Reactive arthritis is highlighted this month in our ongoing series on patient education materials.
Reactive arthritis sometimes develops as a response to a bacterial or viral agent present in the body. While patients usually recovery fully, this type of infectious arthritis can be painful and may last for months or years, requiring physician care and medical treatment.
“Reactive arthritis is a self-limiting form of arthritis that develops in response to an infectious agent,” says fact sheet author Vivian Bykerk, MD. “Depending on the infectious agent itself and the individual’s genetic predisposition, the illness also can be associated with other symptoms, including conjunctivitis, redness or discharge from the penis or cervix, genital ulcers which may or may not be painful, and a skin rash on the palms of the hands or soles of the feet.”
Although many infections, including viruses, can cause reactive arthritis, the term usually applies to symptoms occurring after an infection of the bowel (caused by the germs Campylobacter, Salmonella, Shigella, and Yersinia) or genitals (caused by Chlamydia trachomatis).
“No one is entirely sure of the relationship between the bacteria and the cause of the arthritis,” notes Dr. Bykerk. “Clearly, the genetic predisposition to react to these specific bacteria with an arthritis illness must exist. However, the joints themselves are not actually infected. Rather, they are inflamed as a result of these bacteria triggering the immune system. In reactive arthritis, typically the immune system readjusts this response and the condition ultimately goes away.”
ACR Patient Education Materials
The reactive arthritis fact sheet and other complimentary ACR patient education materials not only serve as valuable practice resources, they provide an unbiased source of information about rheumatic disease and new developments in research and treatment, and they emphasize the role of rheumatologists and health professionals in the care of rheumatic diseases.
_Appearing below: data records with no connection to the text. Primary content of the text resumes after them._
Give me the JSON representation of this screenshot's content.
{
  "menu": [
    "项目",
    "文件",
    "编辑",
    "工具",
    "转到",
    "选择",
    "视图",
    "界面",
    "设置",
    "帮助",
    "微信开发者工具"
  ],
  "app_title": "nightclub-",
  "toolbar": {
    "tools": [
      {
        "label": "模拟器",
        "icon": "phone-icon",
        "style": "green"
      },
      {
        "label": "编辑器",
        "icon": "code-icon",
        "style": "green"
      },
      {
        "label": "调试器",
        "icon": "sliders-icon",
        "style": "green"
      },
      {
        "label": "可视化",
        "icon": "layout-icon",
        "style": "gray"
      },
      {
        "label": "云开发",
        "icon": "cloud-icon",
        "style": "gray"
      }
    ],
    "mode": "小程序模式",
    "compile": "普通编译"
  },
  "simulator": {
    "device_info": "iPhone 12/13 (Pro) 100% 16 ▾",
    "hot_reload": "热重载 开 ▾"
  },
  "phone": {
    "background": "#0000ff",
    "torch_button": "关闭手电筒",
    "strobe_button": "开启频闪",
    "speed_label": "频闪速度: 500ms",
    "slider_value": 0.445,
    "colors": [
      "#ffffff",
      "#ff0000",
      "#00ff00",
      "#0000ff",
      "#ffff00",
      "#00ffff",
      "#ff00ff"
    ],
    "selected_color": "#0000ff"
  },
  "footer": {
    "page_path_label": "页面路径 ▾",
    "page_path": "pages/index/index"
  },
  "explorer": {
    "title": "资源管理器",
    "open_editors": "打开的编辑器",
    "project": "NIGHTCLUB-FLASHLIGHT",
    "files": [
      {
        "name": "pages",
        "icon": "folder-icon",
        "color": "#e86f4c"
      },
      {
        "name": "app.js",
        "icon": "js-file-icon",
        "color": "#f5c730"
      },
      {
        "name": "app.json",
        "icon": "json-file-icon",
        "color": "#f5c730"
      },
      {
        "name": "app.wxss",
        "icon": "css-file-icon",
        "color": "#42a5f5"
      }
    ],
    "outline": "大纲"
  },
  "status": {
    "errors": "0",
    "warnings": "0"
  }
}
- Every ACR patient fact sheet includes substantive information and supporting illustrations or photos;
- Information on more than 40 topics is available online at www.rheumatology. org; and
- ACR patient fact sheets can be used to supplement and reinforce the information available in the rheumatologist’s office.